The quality of banknotes in circulation is managed in terms of section 14 of the SARB Act and is primarily based on two guidelines:
First, the used banknotes issued by the SARB’s cash centres must be capable of being mechanically handled by cash receiving and/or dispensing machines.
Second, the quality of used banknotes should be acceptable to members of the public when paid to them by the tellers of commercial banks.
In order to manage the quality of banknotes placed into circulation, all banknotes deposited at the SARB’s cash centres are processed on electronic banknote processing machines.
The SARB ensures the availability and adequacy of banknotes and coin throughout the country.
Legal Tender
Legal tender refers to banknotes or coin that may be legally offered in payment of an obligation and that a creditor is obliged to accept.
All South African banknotes and coin issued to date remain legal tender.  Previous series of banknotes and coin issues are withdrawn from circulation as they are deposited at the SARB.
Any amount in banknotes may be offered for payment. In the case of coin, however, there are limits to how many coins may be used per transaction. The acceptable amount per individual transaction is equal to the total amount, not exceeding the following:
  • R50, where coin of the denomination of R1 or higher are so tendered;
  • R5, where coin of denomination of 10 cents up to and including 50 cents are so tendered;
  • 50 cents, where coin of the denomination of 5 cents or less are so tendered; and
The value of a banknote or coin so tendered shall be an amount equal to the amount specified on the banknote or coin.
Only a banknote or coin that has not been defaced or mutilated, and which is lawfully in circulation in the Republic, shall be legal tender.
In the case of gold coin, the SARB will purchase such coin at the value the SARB is willing to pay for gold coin on the day of such tender.
In accordance with section 14 of the SARB Act, the SARB may, at its discretion, reimburse mutilated banknotes and coin that have not been wilfully damaged. Such banknotes and coin can be deposited/exchanged at the commercial banks who will in turn forward them to the SARB. 
Mutilated banknotes
A banknote is mutilated when its condition is damaged by deterioration, fire or when it has been torn, defaced, soiled or has missing portions. Such a banknote requires a special examination in order to determine its face value.

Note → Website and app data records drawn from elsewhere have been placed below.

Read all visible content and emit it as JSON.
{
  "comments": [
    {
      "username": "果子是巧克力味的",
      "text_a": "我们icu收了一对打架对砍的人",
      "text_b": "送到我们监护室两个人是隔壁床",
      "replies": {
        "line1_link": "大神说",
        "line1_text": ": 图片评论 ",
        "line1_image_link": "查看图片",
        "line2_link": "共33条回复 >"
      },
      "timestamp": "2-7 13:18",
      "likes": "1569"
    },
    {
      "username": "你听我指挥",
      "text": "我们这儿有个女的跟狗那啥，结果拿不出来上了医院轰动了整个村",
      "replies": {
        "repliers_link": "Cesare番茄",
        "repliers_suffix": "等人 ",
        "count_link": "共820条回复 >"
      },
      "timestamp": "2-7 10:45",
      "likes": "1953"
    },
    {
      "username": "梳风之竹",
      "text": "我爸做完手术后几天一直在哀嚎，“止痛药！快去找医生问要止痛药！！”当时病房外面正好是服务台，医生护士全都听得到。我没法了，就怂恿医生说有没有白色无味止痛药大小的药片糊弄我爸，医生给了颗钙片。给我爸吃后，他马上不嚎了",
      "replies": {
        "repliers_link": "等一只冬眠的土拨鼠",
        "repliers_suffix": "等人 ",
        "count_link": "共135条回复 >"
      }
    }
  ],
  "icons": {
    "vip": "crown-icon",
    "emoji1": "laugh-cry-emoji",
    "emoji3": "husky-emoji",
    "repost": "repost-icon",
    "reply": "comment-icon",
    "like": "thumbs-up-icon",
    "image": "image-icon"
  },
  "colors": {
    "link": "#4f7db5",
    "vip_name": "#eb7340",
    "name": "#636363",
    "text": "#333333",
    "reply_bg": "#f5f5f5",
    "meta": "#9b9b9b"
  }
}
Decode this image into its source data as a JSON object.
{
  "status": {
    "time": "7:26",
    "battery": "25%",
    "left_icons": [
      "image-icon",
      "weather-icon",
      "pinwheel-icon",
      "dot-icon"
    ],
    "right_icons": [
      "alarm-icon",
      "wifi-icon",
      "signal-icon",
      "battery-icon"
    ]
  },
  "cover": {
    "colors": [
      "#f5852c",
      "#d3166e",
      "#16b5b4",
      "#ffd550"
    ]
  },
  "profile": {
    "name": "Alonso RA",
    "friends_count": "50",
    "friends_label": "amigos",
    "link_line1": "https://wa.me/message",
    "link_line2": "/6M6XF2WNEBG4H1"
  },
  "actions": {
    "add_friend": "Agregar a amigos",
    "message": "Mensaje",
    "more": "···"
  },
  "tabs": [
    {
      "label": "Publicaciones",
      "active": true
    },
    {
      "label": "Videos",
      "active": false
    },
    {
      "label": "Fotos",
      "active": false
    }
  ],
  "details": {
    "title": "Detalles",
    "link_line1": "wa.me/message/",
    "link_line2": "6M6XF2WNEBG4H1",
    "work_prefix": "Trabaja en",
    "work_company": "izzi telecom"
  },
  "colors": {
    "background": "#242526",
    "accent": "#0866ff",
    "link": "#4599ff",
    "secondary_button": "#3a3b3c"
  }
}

Guidelines for the payment of mutilated banknotes may be viewed under  Public Awareness.
Mutilated coin
A coin is mutilated when its condition is damaged by deterioration, fire or when it has been partially destroyed.
In terms of sections 14(3) and 14(6) of the SARB Act respectively, the SARB shall not re-issue or cause to be re-issued any banknote which is torn or wholly or partially defaced or soiled, or re-issue or cause to be re-issued any coin which is mutilated or worn away. 

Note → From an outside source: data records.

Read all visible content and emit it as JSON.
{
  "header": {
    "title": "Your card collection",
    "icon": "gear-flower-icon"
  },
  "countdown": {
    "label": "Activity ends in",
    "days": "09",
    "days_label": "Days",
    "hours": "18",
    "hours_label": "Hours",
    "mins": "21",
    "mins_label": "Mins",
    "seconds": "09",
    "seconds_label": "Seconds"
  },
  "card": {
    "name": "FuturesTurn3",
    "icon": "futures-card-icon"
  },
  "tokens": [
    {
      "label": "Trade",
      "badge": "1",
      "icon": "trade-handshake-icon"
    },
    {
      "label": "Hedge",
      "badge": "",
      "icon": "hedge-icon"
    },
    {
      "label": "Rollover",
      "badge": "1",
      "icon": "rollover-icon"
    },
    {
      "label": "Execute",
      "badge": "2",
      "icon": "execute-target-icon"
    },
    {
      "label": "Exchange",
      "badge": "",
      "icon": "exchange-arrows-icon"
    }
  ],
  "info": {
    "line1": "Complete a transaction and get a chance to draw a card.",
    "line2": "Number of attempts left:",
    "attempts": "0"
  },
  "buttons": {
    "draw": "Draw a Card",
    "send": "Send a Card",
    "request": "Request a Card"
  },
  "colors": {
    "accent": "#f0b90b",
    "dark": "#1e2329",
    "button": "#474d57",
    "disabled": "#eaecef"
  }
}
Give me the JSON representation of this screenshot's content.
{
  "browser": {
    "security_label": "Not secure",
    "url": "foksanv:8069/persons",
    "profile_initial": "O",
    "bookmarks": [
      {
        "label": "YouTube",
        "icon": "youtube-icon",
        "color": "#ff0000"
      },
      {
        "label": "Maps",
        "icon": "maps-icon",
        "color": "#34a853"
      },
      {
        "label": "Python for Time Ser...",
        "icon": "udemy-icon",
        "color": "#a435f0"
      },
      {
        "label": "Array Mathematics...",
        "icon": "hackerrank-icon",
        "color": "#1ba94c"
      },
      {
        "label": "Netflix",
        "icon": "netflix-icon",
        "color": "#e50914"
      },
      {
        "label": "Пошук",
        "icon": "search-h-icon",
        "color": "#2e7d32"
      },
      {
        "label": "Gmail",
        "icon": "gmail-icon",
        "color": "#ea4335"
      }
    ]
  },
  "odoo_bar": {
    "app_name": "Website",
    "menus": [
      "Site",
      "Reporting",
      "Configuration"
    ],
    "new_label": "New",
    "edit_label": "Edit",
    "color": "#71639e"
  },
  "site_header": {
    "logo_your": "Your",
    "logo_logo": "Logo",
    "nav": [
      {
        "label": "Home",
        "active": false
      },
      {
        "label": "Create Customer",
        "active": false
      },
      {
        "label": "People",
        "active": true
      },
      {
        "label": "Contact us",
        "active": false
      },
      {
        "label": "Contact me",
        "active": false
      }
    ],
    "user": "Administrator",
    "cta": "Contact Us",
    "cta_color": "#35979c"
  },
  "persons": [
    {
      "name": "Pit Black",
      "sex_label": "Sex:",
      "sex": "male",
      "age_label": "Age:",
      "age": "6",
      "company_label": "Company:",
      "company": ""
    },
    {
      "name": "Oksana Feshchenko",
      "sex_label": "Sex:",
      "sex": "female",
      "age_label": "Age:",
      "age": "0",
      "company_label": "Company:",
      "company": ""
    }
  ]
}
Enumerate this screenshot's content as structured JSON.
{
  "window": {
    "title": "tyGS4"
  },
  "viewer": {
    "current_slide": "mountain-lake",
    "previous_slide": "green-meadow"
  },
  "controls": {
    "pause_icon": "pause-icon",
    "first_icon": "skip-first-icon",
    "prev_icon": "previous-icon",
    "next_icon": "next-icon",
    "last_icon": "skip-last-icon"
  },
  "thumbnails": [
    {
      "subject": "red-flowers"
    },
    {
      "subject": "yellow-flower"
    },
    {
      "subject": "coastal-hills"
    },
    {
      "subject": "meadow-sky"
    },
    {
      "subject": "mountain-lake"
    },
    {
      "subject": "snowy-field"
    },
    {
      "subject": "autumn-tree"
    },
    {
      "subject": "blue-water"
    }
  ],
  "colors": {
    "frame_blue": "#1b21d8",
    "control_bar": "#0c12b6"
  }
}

Wilfully mutilated coin
In terms of section 34(1)(f) of the SARB Act, it is an offence to wilfully deface, soil or damage a banknote or to wilfully deface or damage a coin. 
Dye Stained Banknotes
As stated above, it is an offence to wilfully deface, soil or damage a banknote.
Although currency protection devices deface banknotes, the SARB permits the use of these devices as a means to protect currency against crime, to deter robberies/theft and to serve as a means of identifying the proceeds of crime, as part of its constitutional and statutory obligation to protect the integrity and value of the currency. 
Dye-stained banknotes − refers to banknotes that have been stained with ink and/or smoke, or a combination of both, by the activation of a SARB-approved currency protection device.
Controlled dye-stained banknotes − refers to banknotes that have been dye-stained by the activation of a SARB-approved currency protection device due to an accidental discharge and/or during a bona fide robbery or attempted heist where the banknotes are contained and/or recovered in a controlled manner by the user of the device.
Uncontrolled dye-stained banknotes − refers to dye-stained banknotes in circulation that land in the hands of the public as a result of theft  and which banknotes have been stained by an activated currency protection device.
Information on dye-stained banknotes may be viewed under Public Awareness
Sign In
Currency Management Help (new window)